= Exercise =
Filter these records by the string "JSON", copying each line that holds it.
### Input for this task ###
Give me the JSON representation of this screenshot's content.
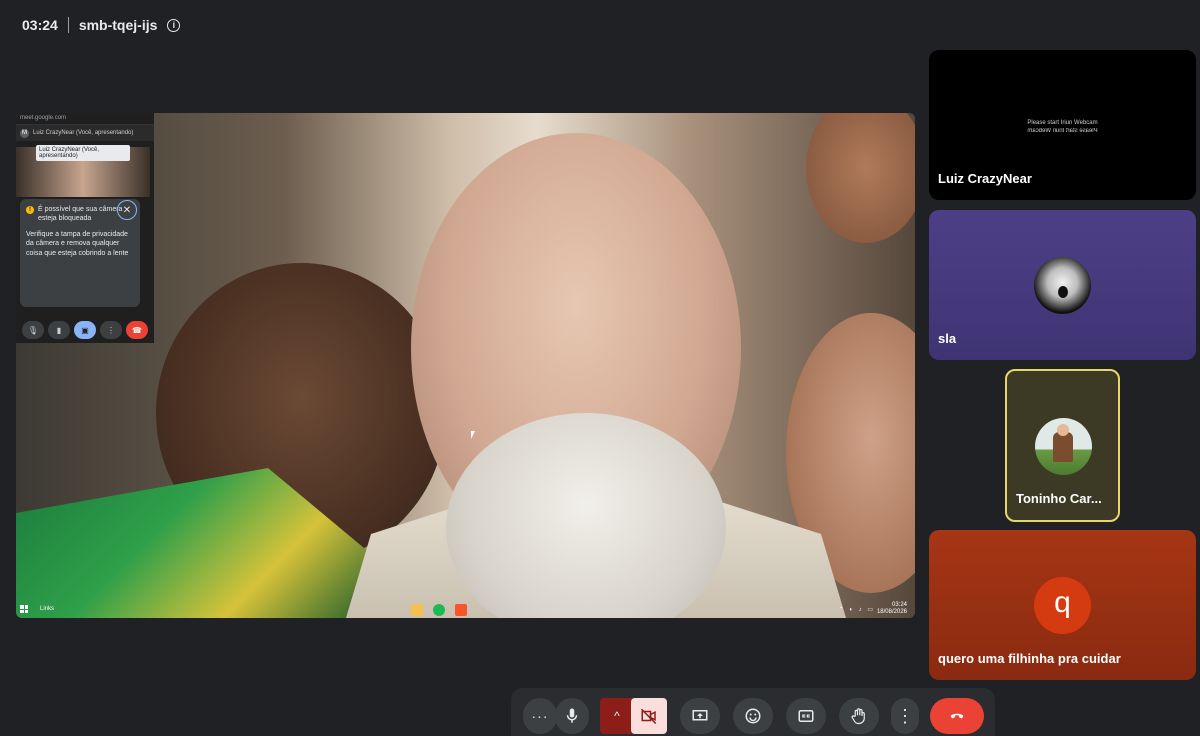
{
  "meeting": {
    "time": "03:24",
    "code": "smb-tqej-ijs",
    "info_icon": "info-icon"
  },
  "presentation": {
    "nested_window": {
      "url": "meet.google.com",
      "presenter_label": "Luiz CrazyNear (Você, apresentando)",
      "tooltip": "Luiz CrazyNear (Você, apresentando)",
      "warning_title": "É possível que sua câmera esteja bloqueada",
      "warning_body": "Verifique a tampa de privacidade da câmera e remova qualquer coisa que esteja cobrindo a lente"
    },
    "taskbar": {
      "search_label": "Links",
      "clock_time": "03:24",
      "clock_date": "18/08/2026"
    }
  },
  "participants": [
    {
      "name": "Luiz CrazyNear",
      "webcam_message": "Please start Iriun Webcam"
    },
    {
      "name": "sla"
    },
    {
      "name": "Toninho Car..."
    },
    {
      "name": "quero uma filhinha pra cuidar",
      "initial": "q"
    }
  ],
  "colors": {
    "background": "#202124",
    "end_call": "#ea4335",
    "active_speaker_border": "#e8d66a",
    "camera_off_bg": "#f9dedc"
  }
}
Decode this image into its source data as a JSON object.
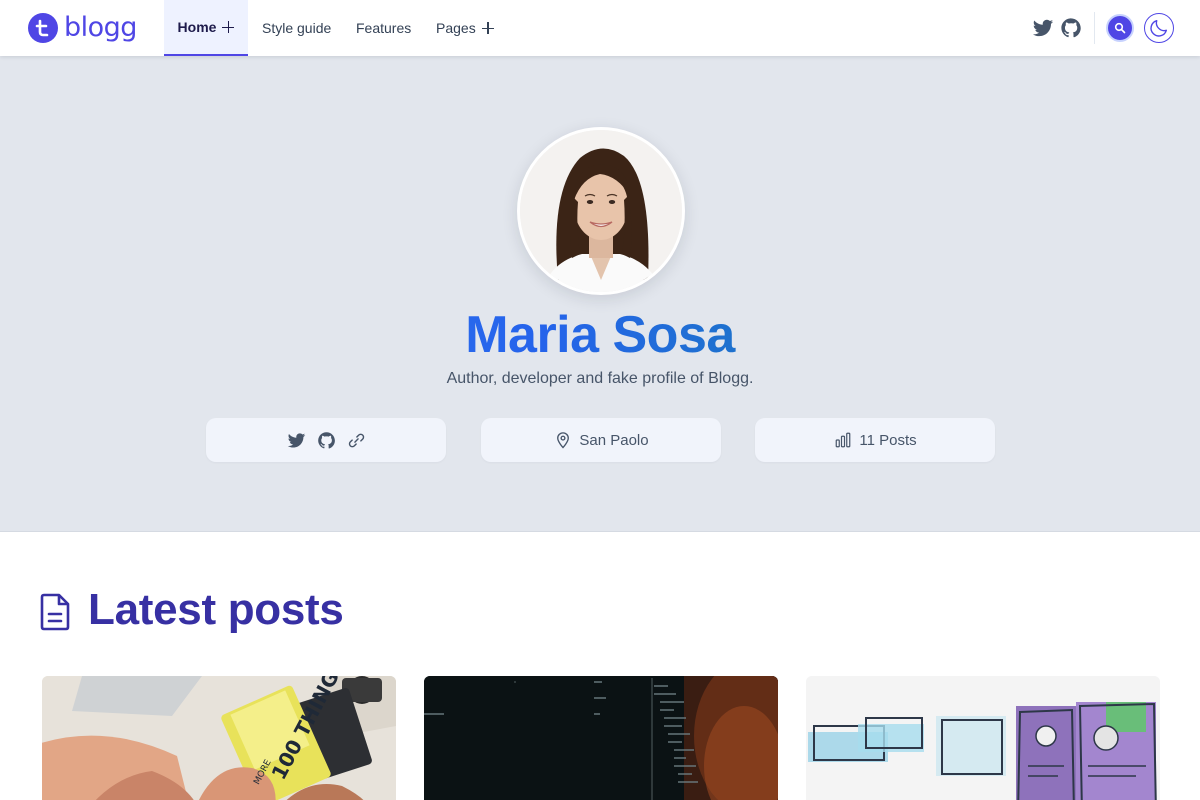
{
  "brand": {
    "name": "blogg",
    "color": "#4f46e5"
  },
  "nav": {
    "items": [
      {
        "label": "Home",
        "active": true,
        "has_submenu": true
      },
      {
        "label": "Style guide",
        "active": false,
        "has_submenu": false
      },
      {
        "label": "Features",
        "active": false,
        "has_submenu": false
      },
      {
        "label": "Pages",
        "active": false,
        "has_submenu": true
      }
    ],
    "icons": [
      "twitter-icon",
      "github-icon",
      "search-icon",
      "moon-icon"
    ]
  },
  "profile": {
    "name": "Maria Sosa",
    "bio": "Author, developer and fake profile of Blogg.",
    "social_icons": [
      "twitter-icon",
      "github-icon",
      "link-icon"
    ],
    "location": "San Paolo",
    "posts": "11 Posts"
  },
  "latest": {
    "title": "Latest posts",
    "cards": [
      {
        "image": "hands-fist-bump-photo"
      },
      {
        "image": "code-screen-photo"
      },
      {
        "image": "wireframe-sketches-photo"
      }
    ],
    "card1_book_text": "100 THINGS",
    "card1_book_small": "MORE"
  },
  "colors": {
    "accent": "#4f46e5",
    "heading": "#3730a3",
    "hero_bg": "#e2e6ed",
    "name_gradient_start": "#3b82f6",
    "name_gradient_end": "#0d9488"
  }
}
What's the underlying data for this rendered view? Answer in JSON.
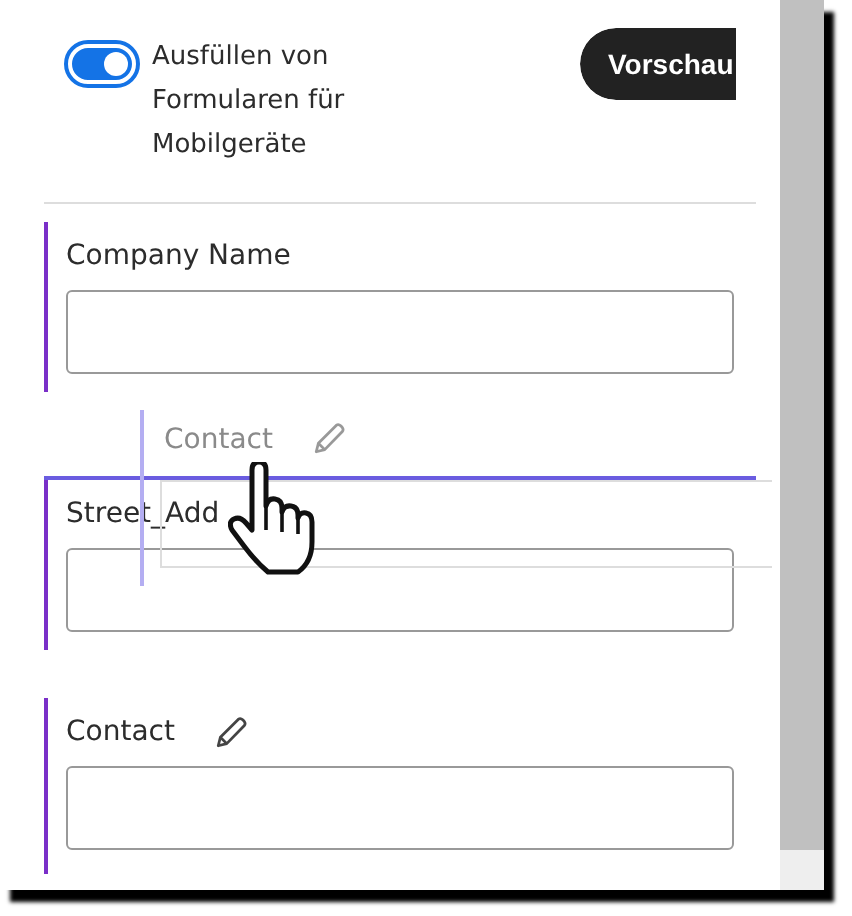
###
= Task result =
Give me the JSON representation of this screenshot's content.
Decode this image into its source data as a JSON object.
What's the underlying data for this rendered view? Answer in JSON.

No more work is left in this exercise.